* **EXERCISE MATERIALS**:

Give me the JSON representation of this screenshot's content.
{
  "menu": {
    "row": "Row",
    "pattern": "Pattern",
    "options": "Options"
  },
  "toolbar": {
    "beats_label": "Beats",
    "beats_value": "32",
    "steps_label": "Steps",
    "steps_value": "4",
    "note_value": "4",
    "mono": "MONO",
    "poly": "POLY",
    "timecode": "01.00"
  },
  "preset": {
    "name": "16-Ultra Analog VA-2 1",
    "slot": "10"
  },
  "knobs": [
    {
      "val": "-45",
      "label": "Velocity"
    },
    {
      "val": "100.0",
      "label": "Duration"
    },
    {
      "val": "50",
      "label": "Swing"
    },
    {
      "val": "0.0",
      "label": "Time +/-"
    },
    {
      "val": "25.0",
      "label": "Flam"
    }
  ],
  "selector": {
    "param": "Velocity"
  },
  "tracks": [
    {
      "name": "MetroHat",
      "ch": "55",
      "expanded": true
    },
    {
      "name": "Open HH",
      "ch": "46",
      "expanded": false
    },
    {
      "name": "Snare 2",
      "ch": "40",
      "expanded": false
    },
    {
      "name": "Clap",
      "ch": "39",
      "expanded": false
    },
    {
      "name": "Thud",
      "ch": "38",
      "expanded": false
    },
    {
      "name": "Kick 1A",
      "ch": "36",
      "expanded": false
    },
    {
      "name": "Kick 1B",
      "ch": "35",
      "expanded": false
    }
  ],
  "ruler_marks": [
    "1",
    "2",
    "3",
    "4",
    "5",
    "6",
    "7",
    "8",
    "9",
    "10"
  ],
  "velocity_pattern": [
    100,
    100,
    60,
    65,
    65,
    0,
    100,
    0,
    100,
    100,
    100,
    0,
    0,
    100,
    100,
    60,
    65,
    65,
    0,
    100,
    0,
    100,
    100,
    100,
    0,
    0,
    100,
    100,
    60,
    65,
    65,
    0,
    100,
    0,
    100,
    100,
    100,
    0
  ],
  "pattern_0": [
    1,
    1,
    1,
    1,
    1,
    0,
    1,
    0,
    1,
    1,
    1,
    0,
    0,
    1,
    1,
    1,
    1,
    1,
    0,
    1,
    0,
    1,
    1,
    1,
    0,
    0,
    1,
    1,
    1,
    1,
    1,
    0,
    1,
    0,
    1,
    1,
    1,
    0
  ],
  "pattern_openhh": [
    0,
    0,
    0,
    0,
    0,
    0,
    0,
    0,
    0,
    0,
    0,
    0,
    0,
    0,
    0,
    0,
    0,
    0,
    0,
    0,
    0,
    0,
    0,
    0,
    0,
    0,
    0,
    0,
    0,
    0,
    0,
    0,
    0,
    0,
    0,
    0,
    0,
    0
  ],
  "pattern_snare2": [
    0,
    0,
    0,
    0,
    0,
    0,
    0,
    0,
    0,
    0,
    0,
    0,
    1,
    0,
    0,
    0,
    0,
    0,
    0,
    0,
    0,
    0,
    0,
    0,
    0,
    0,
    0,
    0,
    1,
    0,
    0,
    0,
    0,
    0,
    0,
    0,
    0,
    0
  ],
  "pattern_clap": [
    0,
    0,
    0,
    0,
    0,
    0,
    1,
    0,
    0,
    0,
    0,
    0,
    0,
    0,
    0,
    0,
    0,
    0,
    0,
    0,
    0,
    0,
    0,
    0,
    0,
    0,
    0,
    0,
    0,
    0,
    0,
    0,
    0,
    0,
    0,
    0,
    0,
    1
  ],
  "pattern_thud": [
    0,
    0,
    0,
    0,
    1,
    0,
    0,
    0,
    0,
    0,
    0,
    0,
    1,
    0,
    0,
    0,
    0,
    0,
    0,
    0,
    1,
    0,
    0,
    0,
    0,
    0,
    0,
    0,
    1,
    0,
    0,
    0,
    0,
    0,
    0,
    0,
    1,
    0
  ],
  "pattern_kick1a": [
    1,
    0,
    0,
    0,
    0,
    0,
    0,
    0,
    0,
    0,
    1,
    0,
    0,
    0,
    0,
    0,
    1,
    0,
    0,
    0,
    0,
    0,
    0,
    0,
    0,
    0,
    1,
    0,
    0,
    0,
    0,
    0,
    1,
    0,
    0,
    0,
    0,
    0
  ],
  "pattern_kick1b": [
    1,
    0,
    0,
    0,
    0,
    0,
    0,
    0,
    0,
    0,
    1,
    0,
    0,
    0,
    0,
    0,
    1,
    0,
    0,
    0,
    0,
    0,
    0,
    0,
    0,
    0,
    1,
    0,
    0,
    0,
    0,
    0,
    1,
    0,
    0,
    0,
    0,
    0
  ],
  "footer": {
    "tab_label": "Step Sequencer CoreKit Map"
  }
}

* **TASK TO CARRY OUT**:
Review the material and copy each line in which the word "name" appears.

* **ANSWER FOR THIS EXERCISE**:
    "name": "16-Ultra Analog VA-2 1",
      "name": "MetroHat",
      "name": "Open HH",
      "name": "Snare 2",
      "name": "Clap",
      "name": "Thud",
      "name": "Kick 1A",
      "name": "Kick 1B",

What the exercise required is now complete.